Material shown:
◇ ◇ ◇
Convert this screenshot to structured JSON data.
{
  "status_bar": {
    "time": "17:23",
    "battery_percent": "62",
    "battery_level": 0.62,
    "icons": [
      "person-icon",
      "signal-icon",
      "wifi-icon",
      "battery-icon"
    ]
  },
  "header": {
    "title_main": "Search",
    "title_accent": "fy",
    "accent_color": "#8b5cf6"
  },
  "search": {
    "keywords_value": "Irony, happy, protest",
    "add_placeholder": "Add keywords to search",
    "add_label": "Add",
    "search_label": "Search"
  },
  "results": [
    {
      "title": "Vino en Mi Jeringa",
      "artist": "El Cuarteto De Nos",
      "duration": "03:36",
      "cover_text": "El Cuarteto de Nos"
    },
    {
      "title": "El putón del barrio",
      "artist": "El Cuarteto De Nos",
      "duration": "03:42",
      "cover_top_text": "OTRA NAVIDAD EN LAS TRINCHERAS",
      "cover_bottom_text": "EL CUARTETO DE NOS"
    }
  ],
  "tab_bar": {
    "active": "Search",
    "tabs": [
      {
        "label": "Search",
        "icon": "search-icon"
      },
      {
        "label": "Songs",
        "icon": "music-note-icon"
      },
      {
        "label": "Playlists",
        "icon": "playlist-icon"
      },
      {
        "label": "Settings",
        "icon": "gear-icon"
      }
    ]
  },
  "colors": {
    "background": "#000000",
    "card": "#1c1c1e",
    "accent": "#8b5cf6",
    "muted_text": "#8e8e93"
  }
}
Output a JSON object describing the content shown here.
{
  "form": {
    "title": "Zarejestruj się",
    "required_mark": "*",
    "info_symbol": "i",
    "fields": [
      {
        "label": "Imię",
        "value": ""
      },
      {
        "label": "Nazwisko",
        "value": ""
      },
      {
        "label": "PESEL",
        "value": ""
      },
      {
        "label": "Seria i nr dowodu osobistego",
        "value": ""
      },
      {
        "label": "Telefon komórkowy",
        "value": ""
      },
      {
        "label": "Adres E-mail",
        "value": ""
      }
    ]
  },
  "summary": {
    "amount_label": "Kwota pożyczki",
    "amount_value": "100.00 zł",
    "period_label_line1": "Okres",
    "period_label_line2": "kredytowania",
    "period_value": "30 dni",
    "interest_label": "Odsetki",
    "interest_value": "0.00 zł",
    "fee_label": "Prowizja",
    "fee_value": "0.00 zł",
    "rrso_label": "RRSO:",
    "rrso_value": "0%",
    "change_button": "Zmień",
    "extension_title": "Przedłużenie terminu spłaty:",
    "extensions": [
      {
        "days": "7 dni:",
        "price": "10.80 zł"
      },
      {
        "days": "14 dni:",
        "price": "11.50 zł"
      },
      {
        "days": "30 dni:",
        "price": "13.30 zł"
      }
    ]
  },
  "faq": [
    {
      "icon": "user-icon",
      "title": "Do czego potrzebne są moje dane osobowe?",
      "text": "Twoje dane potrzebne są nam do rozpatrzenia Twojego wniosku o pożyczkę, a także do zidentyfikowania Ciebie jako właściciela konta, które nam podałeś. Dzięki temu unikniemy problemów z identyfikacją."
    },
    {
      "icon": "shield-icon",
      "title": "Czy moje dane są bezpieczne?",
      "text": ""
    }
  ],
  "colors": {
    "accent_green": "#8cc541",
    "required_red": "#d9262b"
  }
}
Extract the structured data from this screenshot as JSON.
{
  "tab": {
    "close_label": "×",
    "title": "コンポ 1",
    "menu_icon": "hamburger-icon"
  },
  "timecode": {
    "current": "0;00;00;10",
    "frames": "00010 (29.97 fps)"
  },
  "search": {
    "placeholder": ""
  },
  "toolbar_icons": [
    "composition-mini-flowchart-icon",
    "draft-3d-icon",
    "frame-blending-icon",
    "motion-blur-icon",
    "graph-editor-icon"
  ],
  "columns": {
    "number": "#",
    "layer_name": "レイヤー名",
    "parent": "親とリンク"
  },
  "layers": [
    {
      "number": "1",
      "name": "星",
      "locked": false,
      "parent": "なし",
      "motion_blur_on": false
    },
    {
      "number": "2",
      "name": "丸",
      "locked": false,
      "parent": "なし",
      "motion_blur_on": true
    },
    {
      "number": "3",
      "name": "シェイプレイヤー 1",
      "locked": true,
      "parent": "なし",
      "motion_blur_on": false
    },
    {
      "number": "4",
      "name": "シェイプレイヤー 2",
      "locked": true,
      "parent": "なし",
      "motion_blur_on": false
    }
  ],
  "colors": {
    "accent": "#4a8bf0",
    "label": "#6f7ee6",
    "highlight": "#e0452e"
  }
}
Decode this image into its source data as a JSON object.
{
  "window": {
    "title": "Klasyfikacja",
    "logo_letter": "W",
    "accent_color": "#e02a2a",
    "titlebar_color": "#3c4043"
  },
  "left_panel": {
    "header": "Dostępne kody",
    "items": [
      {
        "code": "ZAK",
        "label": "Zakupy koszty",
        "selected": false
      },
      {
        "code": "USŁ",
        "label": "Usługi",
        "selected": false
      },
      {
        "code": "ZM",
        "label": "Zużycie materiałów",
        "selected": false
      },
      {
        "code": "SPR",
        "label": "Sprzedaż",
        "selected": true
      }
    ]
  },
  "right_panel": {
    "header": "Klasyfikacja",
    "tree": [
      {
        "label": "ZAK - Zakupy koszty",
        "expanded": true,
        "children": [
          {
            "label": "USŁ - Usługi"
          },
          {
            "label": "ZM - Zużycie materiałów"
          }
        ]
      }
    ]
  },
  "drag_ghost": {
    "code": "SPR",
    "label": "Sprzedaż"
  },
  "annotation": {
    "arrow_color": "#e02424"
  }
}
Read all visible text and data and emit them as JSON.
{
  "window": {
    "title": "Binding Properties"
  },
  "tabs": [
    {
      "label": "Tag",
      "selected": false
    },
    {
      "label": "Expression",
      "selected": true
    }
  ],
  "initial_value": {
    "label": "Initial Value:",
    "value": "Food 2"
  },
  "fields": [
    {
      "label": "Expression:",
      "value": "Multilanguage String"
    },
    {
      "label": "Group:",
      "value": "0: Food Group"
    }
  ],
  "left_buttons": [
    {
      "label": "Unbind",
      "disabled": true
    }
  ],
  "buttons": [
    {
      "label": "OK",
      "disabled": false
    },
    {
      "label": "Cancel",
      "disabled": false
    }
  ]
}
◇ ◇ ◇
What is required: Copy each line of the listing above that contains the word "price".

Your solution:
        "price": "10.80 zł"
        "price": "11.50 zł"
        "price": "13.30 zł"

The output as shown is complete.